Exercise details: Copy every record below exactly as it appears.

Exercise input:
============

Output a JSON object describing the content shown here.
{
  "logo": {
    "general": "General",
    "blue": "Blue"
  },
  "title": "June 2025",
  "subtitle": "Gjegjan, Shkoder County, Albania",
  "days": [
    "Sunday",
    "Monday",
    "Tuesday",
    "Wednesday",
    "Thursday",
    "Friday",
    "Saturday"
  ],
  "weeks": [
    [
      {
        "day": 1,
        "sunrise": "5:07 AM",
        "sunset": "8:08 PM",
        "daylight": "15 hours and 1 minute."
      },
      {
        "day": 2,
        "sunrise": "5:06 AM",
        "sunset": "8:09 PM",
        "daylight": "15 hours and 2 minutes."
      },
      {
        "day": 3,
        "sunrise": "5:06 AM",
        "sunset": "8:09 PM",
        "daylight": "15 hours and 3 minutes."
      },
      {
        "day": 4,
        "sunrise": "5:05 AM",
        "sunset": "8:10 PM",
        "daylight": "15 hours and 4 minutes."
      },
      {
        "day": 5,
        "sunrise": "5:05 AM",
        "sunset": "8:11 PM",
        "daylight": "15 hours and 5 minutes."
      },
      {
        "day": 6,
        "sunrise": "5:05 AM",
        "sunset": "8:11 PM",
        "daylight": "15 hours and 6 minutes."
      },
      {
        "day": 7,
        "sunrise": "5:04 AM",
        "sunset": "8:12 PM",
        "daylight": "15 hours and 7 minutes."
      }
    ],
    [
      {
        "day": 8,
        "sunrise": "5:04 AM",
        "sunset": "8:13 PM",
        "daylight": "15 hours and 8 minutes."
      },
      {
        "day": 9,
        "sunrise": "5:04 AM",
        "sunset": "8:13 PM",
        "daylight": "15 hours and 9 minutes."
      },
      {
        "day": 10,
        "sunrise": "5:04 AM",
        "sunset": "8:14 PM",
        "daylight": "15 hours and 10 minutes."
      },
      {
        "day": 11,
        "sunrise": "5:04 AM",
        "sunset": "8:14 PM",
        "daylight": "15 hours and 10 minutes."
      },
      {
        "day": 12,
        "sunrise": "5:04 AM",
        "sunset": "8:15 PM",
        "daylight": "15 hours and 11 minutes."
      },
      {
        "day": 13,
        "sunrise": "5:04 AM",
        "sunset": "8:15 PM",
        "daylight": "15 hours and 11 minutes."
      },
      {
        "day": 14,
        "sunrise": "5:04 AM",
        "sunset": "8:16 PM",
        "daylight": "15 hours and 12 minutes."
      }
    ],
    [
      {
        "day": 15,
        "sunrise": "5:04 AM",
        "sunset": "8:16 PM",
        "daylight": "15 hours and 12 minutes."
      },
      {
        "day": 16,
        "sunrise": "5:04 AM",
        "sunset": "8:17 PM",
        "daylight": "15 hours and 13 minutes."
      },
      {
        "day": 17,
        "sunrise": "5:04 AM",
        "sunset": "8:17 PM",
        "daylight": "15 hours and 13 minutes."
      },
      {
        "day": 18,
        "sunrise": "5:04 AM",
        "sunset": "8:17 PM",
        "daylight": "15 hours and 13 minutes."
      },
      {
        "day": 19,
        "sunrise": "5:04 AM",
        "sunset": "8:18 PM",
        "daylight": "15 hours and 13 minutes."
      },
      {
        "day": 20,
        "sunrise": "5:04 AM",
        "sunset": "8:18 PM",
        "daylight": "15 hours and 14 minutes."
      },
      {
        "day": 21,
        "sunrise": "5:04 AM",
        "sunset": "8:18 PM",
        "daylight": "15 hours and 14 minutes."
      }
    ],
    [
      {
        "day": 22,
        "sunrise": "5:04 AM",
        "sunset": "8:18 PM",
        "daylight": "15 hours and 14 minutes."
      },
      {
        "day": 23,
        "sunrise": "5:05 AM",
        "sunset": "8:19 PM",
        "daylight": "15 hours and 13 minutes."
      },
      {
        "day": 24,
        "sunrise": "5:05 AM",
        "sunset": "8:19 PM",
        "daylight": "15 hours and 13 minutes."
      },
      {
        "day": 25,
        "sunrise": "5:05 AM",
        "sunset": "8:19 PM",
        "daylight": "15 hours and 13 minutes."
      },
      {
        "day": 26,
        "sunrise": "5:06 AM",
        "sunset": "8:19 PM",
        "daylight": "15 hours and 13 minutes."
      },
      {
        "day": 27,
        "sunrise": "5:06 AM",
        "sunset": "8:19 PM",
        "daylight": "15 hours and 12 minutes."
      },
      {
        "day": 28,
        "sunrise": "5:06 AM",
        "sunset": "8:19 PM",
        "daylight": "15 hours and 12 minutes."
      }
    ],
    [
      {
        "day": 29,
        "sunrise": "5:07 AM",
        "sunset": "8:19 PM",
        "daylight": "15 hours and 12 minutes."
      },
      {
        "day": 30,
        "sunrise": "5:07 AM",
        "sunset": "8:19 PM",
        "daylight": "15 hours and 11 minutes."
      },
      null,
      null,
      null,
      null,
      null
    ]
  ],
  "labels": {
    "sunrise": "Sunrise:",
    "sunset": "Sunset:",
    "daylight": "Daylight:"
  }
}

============

Task answer:
Output a JSON object describing the content shown here.
{
  "logo": {
    "general": "General",
    "blue": "Blue"
  },
  "title": "June 2025",
  "subtitle": "Gjegjan, Shkoder County, Albania",
  "days": [
    "Sunday",
    "Monday",
    "Tuesday",
    "Wednesday",
    "Thursday",
    "Friday",
    "Saturday"
  ],
  "weeks": [
    [
      {
        "day": 1,
        "sunrise": "5:07 AM",
        "sunset": "8:08 PM",
        "daylight": "15 hours and 1 minute."
      },
      {
        "day": 2,
        "sunrise": "5:06 AM",
        "sunset": "8:09 PM",
        "daylight": "15 hours and 2 minutes."
      },
      {
        "day": 3,
        "sunrise": "5:06 AM",
        "sunset": "8:09 PM",
        "daylight": "15 hours and 3 minutes."
      },
      {
        "day": 4,
        "sunrise": "5:05 AM",
        "sunset": "8:10 PM",
        "daylight": "15 hours and 4 minutes."
      },
      {
        "day": 5,
        "sunrise": "5:05 AM",
        "sunset": "8:11 PM",
        "daylight": "15 hours and 5 minutes."
      },
      {
        "day": 6,
        "sunrise": "5:05 AM",
        "sunset": "8:11 PM",
        "daylight": "15 hours and 6 minutes."
      },
      {
        "day": 7,
        "sunrise": "5:04 AM",
        "sunset": "8:12 PM",
        "daylight": "15 hours and 7 minutes."
      }
    ],
    [
      {
        "day": 8,
        "sunrise": "5:04 AM",
        "sunset": "8:13 PM",
        "daylight": "15 hours and 8 minutes."
      },
      {
        "day": 9,
        "sunrise": "5:04 AM",
        "sunset": "8:13 PM",
        "daylight": "15 hours and 9 minutes."
      },
      {
        "day": 10,
        "sunrise": "5:04 AM",
        "sunset": "8:14 PM",
        "daylight": "15 hours and 10 minutes."
      },
      {
        "day": 11,
        "sunrise": "5:04 AM",
        "sunset": "8:14 PM",
        "daylight": "15 hours and 10 minutes."
      },
      {
        "day": 12,
        "sunrise": "5:04 AM",
        "sunset": "8:15 PM",
        "daylight": "15 hours and 11 minutes."
      },
      {
        "day": 13,
        "sunrise": "5:04 AM",
        "sunset": "8:15 PM",
        "daylight": "15 hours and 11 minutes."
      },
      {
        "day": 14,
        "sunrise": "5:04 AM",
        "sunset": "8:16 PM",
        "daylight": "15 hours and 12 minutes."
      }
    ],
    [
      {
        "day": 15,
        "sunrise": "5:04 AM",
        "sunset": "8:16 PM",
        "daylight": "15 hours and 12 minutes."
      },
      {
        "day": 16,
        "sunrise": "5:04 AM",
        "sunset": "8:17 PM",
        "daylight": "15 hours and 13 minutes."
      },
      {
        "day": 17,
        "sunrise": "5:04 AM",
        "sunset": "8:17 PM",
        "daylight": "15 hours and 13 minutes."
      },
      {
        "day": 18,
        "sunrise": "5:04 AM",
        "sunset": "8:17 PM",
        "daylight": "15 hours and 13 minutes."
      },
      {
        "day": 19,
        "sunrise": "5:04 AM",
        "sunset": "8:18 PM",
        "daylight": "15 hours and 13 minutes."
      },
      {
        "day": 20,
        "sunrise": "5:04 AM",
        "sunset": "8:18 PM",
        "daylight": "15 hours and 14 minutes."
      },
      {
        "day": 21,
        "sunrise": "5:04 AM",
        "sunset": "8:18 PM",
        "daylight": "15 hours and 14 minutes."
      }
    ],
    [
      {
        "day": 22,
        "sunrise": "5:04 AM",
        "sunset": "8:18 PM",
        "daylight": "15 hours and 14 minutes."
      },
      {
        "day": 23,
        "sunrise": "5:05 AM",
        "sunset": "8:19 PM",
        "daylight": "15 hours and 13 minutes."
      },
      {
        "day": 24,
        "sunrise": "5:05 AM",
        "sunset": "8:19 PM",
        "daylight": "15 hours and 13 minutes."
      },
      {
        "day": 25,
        "sunrise": "5:05 AM",
        "sunset": "8:19 PM",
        "daylight": "15 hours and 13 minutes."
      },
      {
        "day": 26,
        "sunrise": "5:06 AM",
        "sunset": "8:19 PM",
        "daylight": "15 hours and 13 minutes."
      },
      {
        "day": 27,
        "sunrise": "5:06 AM",
        "sunset": "8:19 PM",
        "daylight": "15 hours and 12 minutes."
      },
      {
        "day": 28,
        "sunrise": "5:06 AM",
        "sunset": "8:19 PM",
        "daylight": "15 hours and 12 minutes."
      }
    ],
    [
      {
        "day": 29,
        "sunrise": "5:07 AM",
        "sunset": "8:19 PM",
        "daylight": "15 hours and 12 minutes."
      },
      {
        "day": 30,
        "sunrise": "5:07 AM",
        "sunset": "8:19 PM",
        "daylight": "15 hours and 11 minutes."
      },
      null,
      null,
      null,
      null,
      null
    ]
  ],
  "labels": {
    "sunrise": "Sunrise:",
    "sunset": "Sunset:",
    "daylight": "Daylight:"
  }
}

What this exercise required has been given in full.